Domain Generation Algorithms

Adversaries may make use of Domain Generation Algorithms (DGAs) to dynamically identify a destination for command and control traffic rather than relying on a list of static IP addresses or domains. This has the advantage of making it much harder for defenders block, track, or take over the command and control channel, as there potentially could be thousands of domains that malware can check for instructions.[1][2][3]

DGAs can take the form of apparently random or "gibberish" strings (ex: when they construct domain names by generating each letter. Alternatively, some DGAs employ whole words as the unit by concatenating words together instead of letters (ex: Many DGAs are time-based, generating a different domain for each time period (hourly, daily, monthly, etc). Others incorporate a seed value as well to make predicting future domains more difficult for defenders.[1][2][4][5]

Adversaries may use DGAs for the purpose of Fallback Channels. When contact is lost with the primary command and control server malware may employ a DGA as a means to reestablishing command and control.[4][6][7]

ID: T1483

Tactic: Command And Control

Platform:  Linux, macOS, Windows

Permissions Required:  User

Data Sources:  Process use of network, Packet capture, Network device logs, Netflow/Enclave netflow, DNS records

Contributors:  Sylvain Gil, Exabeam; Barry Shteiman, Exabeam; Ryan Benson, Exabeam

Version: 1.0



BONDUPDATER uses a DGA to communicate with command and control servers.[8]


CCBkdr can use a DGA for Fallback Channels if communications with the primary command and control server are lost.[4]


CHOPSTICK can use a DGA for Fallback Channels, domains are generated by concatenating words from lists.[7]

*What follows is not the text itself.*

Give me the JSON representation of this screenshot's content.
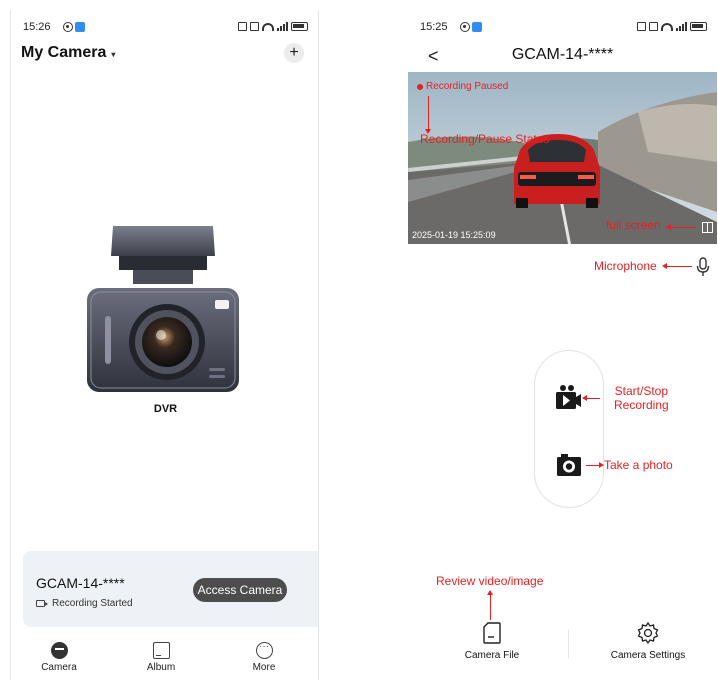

Ebury has used a DGA to generate a domain name for C2.[9]


POSHSPY uses a DGA to derive command and control URLs from a word list.[6]


This technique may be difficult to mitigate since the domains can be registered just before they are used, and disposed shortly after. Malware researchers can reverse-engineer malware variants that use DGAs and determine future domains that the malware will attempt to contact, but this is a time and resource intensive effort.[1][10] Malware is also increasingly incorporating seed values that can be unique for each instance, which would then need to be determined to extract future generated domains. In some cases, the seed that a particular sample uses can be extracted from DNS traffic.[5] Even so, there can be thousands of possible domains generated per day; this makes it impractical for defenders to preemptively register all possible C2 domains due to the cost. In some cases a local DNS sinkhole may be used to help prevent DGA-based command and control at a reduced cost.

Network intrusion detection and prevention systems that use network signatures to identify traffic for specific adversary malware can be used to mitigate activity at the network level. Signatures are often for unique indicators within protocols and may be based on the specific protocol used by a particular adversary or tool, and will likely be different across various malware families and versions. Adversaries will likely change tool C2 signatures over time or construct protocols in such a way as to avoid detection by common defensive tools. [11]


Detecting dynamically generated domains can be challenging due to the number of different DGA algorithms, constantly evolving malware families, and the increasing complexity of the algorithms. There is a myriad of approaches for detecting a pseudo-randomly generated domain name, including using frequency analysis, Markov chains, entropy, proportion of dictionary words, ratio of vowels to other characters, and more.[12] CDN domains may trigger these detections due to the format of their domain names. In addition to detecting a DGA domain based on the name, another more general approach for detecting a suspicious domain is to check for recently registered names or for rarely visited domains.

Machine learning approaches to detecting DGA domains have been developed and have seen success in applications. One approach is to use N-Gram methods to determine a randomness score for strings used in the domain name. If the randomness score is high, and the domains are not whitelisted (CDN, etc), then it may be determined if a domain or related to a legitimate host or DGA.[13] Another approach is to use deep learning to classify domains as DGA-generated.[14]